---------- Records provided ----------

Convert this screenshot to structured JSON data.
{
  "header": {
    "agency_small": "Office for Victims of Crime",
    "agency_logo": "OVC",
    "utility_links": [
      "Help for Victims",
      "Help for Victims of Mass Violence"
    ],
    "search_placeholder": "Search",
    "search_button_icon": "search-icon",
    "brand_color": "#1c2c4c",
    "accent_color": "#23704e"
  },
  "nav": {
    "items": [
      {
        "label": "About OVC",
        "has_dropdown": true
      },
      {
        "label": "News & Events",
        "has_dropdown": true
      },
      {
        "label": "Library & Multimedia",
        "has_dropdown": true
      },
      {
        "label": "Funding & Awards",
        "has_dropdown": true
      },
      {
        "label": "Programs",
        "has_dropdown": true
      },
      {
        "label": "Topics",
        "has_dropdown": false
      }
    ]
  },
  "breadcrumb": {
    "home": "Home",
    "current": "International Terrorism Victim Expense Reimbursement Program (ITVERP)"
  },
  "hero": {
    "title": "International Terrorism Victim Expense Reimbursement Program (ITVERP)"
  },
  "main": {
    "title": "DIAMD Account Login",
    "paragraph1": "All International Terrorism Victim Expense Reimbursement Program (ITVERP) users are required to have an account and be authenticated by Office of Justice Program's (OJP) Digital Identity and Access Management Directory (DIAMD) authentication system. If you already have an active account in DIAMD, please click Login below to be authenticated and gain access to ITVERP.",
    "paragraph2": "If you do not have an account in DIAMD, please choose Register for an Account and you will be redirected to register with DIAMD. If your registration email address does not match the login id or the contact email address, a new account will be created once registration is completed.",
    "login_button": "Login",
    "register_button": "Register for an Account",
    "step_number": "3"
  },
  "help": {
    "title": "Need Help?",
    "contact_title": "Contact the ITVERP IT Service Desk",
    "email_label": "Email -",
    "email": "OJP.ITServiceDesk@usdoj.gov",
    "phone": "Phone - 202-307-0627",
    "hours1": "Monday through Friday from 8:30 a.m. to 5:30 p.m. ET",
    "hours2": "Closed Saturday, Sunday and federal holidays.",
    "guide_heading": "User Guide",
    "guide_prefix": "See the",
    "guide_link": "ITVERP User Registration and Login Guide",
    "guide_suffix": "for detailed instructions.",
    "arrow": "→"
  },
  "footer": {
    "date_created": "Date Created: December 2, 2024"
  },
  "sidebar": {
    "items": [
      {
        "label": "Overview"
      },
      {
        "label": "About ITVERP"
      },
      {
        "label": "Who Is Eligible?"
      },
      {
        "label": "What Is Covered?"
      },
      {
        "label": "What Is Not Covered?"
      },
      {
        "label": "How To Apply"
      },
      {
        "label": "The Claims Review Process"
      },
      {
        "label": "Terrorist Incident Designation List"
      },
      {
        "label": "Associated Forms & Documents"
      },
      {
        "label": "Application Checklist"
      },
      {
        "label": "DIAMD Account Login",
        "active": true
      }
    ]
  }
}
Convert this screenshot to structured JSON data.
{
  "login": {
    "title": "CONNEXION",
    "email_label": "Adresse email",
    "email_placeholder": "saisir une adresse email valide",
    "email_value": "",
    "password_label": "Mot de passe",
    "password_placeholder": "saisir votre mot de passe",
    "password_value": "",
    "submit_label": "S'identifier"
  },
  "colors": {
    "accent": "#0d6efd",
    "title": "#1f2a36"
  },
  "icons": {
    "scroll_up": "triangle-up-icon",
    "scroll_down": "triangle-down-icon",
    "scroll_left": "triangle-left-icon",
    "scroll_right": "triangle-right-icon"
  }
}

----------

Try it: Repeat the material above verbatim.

Answer to this exercise:
Convert this screenshot to structured JSON data.
{
  "header": {
    "agency_small": "Office for Victims of Crime",
    "agency_logo": "OVC",
    "utility_links": [
      "Help for Victims",
      "Help for Victims of Mass Violence"
    ],
    "search_placeholder": "Search",
    "search_button_icon": "search-icon",
    "brand_color": "#1c2c4c",
    "accent_color": "#23704e"
  },
  "nav": {
    "items": [
      {
        "label": "About OVC",
        "has_dropdown": true
      },
      {
        "label": "News & Events",
        "has_dropdown": true
      },
      {
        "label": "Library & Multimedia",
        "has_dropdown": true
      },
      {
        "label": "Funding & Awards",
        "has_dropdown": true
      },
      {
        "label": "Programs",
        "has_dropdown": true
      },
      {
        "label": "Topics",
        "has_dropdown": false
      }
    ]
  },
  "breadcrumb": {
    "home": "Home",
    "current": "International Terrorism Victim Expense Reimbursement Program (ITVERP)"
  },
  "hero": {
    "title": "International Terrorism Victim Expense Reimbursement Program (ITVERP)"
  },
  "main": {
    "title": "DIAMD Account Login",
    "paragraph1": "All International Terrorism Victim Expense Reimbursement Program (ITVERP) users are required to have an account and be authenticated by Office of Justice Program's (OJP) Digital Identity and Access Management Directory (DIAMD) authentication system. If you already have an active account in DIAMD, please click Login below to be authenticated and gain access to ITVERP.",
    "paragraph2": "If you do not have an account in DIAMD, please choose Register for an Account and you will be redirected to register with DIAMD. If your registration email address does not match the login id or the contact email address, a new account will be created once registration is completed.",
    "login_button": "Login",
    "register_button": "Register for an Account",
    "step_number": "3"
  },
  "help": {
    "title": "Need Help?",
    "contact_title": "Contact the ITVERP IT Service Desk",
    "email_label": "Email -",
    "email": "OJP.ITServiceDesk@usdoj.gov",
    "phone": "Phone - 202-307-0627",
    "hours1": "Monday through Friday from 8:30 a.m. to 5:30 p.m. ET",
    "hours2": "Closed Saturday, Sunday and federal holidays.",
    "guide_heading": "User Guide",
    "guide_prefix": "See the",
    "guide_link": "ITVERP User Registration and Login Guide",
    "guide_suffix": "for detailed instructions.",
    "arrow": "→"
  },
  "footer": {
    "date_created": "Date Created: December 2, 2024"
  },
  "sidebar": {
    "items": [
      {
        "label": "Overview"
      },
      {
        "label": "About ITVERP"
      },
      {
        "label": "Who Is Eligible?"
      },
      {
        "label": "What Is Covered?"
      },
      {
        "label": "What Is Not Covered?"
      },
      {
        "label": "How To Apply"
      },
      {
        "label": "The Claims Review Process"
      },
      {
        "label": "Terrorist Incident Designation List"
      },
      {
        "label": "Associated Forms & Documents"
      },
      {
        "label": "Application Checklist"
      },
      {
        "label": "DIAMD Account Login",
        "active": true
      }
    ]
  }
}
Convert this screenshot to structured JSON data.
{
  "login": {
    "title": "CONNEXION",
    "email_label": "Adresse email",
    "email_placeholder": "saisir une adresse email valide",
    "email_value": "",
    "password_label": "Mot de passe",
    "password_placeholder": "saisir votre mot de passe",
    "password_value": "",
    "submit_label": "S'identifier"
  },
  "colors": {
    "accent": "#0d6efd",
    "title": "#1f2a36"
  },
  "icons": {
    "scroll_up": "triangle-up-icon",
    "scroll_down": "triangle-down-icon",
    "scroll_left": "triangle-left-icon",
    "scroll_right": "triangle-right-icon"
  }
}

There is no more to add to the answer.